▶ _YOUR GOAL_
In the entries below, every line that contains "time" must be located and copied.

[Component data from apps and pages]
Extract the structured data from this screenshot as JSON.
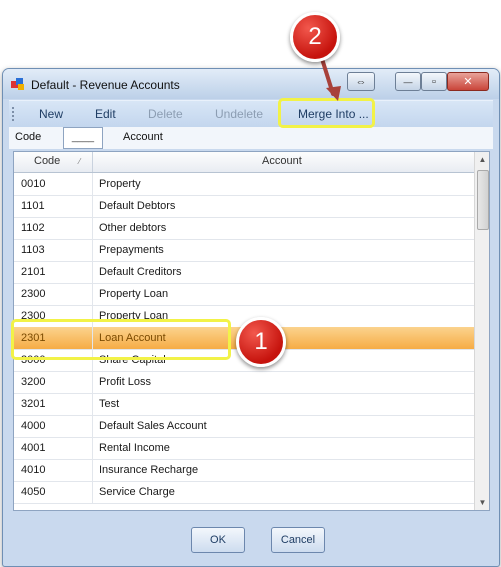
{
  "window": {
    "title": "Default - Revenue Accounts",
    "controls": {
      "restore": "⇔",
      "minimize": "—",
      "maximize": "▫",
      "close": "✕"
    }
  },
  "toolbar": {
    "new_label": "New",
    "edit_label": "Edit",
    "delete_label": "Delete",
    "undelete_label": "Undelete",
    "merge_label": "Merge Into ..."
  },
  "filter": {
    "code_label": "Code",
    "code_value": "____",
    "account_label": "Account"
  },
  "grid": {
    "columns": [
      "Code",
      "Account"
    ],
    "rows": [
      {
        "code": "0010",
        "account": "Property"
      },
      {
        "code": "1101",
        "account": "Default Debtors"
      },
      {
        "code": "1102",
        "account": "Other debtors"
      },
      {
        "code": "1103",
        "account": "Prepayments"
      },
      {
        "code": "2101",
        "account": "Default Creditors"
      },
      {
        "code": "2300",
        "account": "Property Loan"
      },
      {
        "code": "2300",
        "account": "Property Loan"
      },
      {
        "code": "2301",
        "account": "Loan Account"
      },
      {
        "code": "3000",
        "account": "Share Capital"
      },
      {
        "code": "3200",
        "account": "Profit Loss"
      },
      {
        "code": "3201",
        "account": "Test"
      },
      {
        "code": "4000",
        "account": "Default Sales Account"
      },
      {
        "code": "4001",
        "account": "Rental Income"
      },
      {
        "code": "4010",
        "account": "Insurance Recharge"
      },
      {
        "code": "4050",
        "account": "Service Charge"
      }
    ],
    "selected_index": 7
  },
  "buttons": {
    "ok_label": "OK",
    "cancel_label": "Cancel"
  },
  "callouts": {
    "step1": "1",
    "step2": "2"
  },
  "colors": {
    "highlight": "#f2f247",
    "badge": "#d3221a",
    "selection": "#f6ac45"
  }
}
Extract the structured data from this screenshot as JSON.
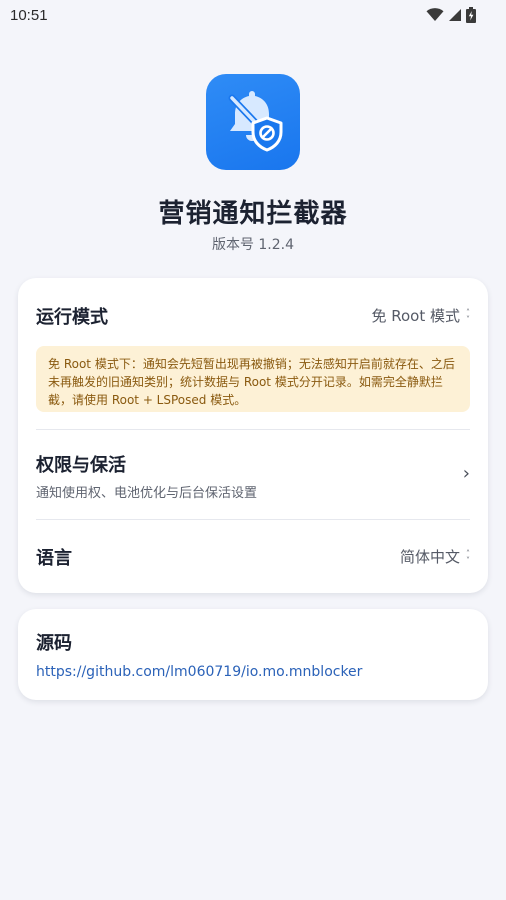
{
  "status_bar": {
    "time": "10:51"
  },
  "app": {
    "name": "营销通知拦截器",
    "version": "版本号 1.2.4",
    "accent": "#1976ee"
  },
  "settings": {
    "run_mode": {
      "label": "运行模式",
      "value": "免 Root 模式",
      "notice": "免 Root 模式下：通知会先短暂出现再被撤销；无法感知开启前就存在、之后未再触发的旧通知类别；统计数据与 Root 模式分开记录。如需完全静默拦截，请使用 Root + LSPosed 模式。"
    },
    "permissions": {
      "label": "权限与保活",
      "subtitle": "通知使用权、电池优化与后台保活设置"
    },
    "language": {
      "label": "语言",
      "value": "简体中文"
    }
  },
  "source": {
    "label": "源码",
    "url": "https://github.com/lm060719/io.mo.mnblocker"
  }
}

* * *

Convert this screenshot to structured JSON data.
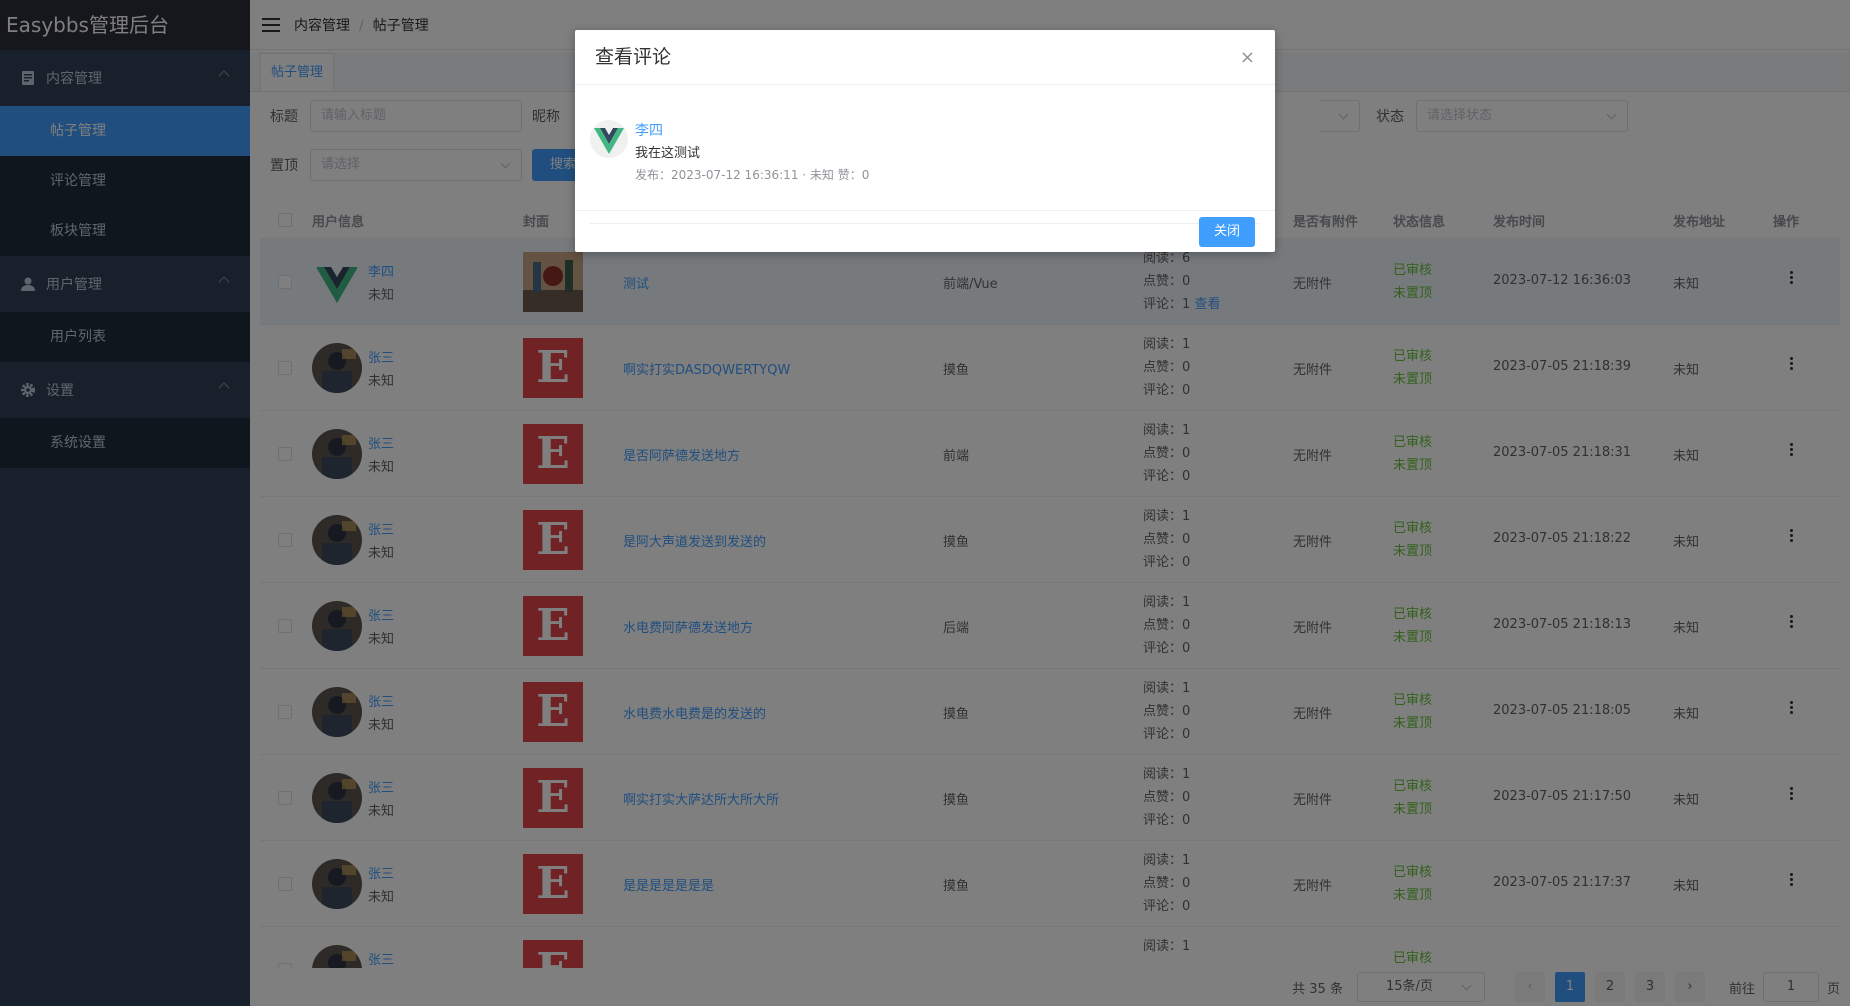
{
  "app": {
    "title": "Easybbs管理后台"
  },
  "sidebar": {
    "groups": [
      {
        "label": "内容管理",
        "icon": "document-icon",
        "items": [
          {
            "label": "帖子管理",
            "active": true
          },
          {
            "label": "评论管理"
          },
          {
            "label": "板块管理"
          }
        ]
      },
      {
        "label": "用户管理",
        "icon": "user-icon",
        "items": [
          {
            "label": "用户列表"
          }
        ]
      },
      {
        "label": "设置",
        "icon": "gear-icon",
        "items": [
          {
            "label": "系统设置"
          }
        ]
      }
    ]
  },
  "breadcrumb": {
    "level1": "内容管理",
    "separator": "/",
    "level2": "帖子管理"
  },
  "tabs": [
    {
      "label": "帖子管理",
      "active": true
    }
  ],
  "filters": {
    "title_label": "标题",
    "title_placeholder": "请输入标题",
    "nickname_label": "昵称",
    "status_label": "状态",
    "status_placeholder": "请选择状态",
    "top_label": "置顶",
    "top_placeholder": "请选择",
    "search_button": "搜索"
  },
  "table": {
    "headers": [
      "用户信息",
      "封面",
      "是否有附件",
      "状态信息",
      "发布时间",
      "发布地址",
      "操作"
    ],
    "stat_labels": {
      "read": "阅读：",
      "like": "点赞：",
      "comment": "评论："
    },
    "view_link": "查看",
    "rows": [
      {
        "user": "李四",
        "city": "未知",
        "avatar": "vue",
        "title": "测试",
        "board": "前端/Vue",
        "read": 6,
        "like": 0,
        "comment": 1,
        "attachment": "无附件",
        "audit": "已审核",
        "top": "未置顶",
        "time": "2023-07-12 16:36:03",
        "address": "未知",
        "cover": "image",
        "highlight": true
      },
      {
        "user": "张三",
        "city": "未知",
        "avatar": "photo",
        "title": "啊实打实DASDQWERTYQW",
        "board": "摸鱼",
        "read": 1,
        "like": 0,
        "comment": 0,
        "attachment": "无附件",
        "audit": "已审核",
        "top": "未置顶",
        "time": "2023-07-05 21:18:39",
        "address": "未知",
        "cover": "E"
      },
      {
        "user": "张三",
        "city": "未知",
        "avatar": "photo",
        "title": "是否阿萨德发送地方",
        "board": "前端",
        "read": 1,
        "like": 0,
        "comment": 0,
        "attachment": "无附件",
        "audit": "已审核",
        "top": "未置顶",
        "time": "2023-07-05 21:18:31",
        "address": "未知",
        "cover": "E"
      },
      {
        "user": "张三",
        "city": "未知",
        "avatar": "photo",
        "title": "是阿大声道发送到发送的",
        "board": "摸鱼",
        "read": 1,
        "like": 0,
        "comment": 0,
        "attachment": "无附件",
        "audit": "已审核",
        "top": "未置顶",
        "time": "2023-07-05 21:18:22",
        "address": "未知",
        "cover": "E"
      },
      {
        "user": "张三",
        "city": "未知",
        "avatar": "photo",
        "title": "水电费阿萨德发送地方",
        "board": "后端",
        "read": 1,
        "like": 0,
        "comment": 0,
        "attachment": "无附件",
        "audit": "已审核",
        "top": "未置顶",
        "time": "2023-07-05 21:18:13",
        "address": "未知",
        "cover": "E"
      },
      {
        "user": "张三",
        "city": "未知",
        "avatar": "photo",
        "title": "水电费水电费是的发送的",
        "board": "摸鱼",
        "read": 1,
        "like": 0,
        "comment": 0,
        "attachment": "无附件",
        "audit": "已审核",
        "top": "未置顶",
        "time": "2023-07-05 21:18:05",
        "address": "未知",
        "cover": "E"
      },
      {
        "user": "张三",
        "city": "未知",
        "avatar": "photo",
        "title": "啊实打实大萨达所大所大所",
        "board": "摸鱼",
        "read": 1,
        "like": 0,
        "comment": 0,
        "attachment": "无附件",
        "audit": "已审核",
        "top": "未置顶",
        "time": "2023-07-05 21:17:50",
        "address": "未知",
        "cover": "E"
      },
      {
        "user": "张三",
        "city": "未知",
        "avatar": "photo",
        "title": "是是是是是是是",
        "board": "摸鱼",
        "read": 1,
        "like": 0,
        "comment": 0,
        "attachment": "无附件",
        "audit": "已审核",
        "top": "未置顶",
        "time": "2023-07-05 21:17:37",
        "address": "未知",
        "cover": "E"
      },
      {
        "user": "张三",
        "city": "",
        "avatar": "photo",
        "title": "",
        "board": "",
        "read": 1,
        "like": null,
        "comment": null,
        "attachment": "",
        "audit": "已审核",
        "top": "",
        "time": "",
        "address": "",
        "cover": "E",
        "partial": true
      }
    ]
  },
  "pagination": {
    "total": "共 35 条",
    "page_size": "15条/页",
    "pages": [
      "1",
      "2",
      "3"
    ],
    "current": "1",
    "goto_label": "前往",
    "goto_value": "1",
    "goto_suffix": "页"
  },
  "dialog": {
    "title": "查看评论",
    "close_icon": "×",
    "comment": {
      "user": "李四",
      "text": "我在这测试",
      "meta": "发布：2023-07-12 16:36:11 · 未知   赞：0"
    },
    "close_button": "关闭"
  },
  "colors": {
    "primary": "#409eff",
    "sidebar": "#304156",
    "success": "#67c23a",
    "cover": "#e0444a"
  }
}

▶ _EXPECTED ANSWER_
    "time": "10:51"
        "time": "2023-07-12 16:36:03",
        "time": "2023-07-05 21:18:39",
        "time": "2023-07-05 21:18:31",
        "time": "2023-07-05 21:18:22",
        "time": "2023-07-05 21:18:13",
        "time": "2023-07-05 21:18:05",
        "time": "2023-07-05 21:17:50",
        "time": "2023-07-05 21:17:37",
        "time": "",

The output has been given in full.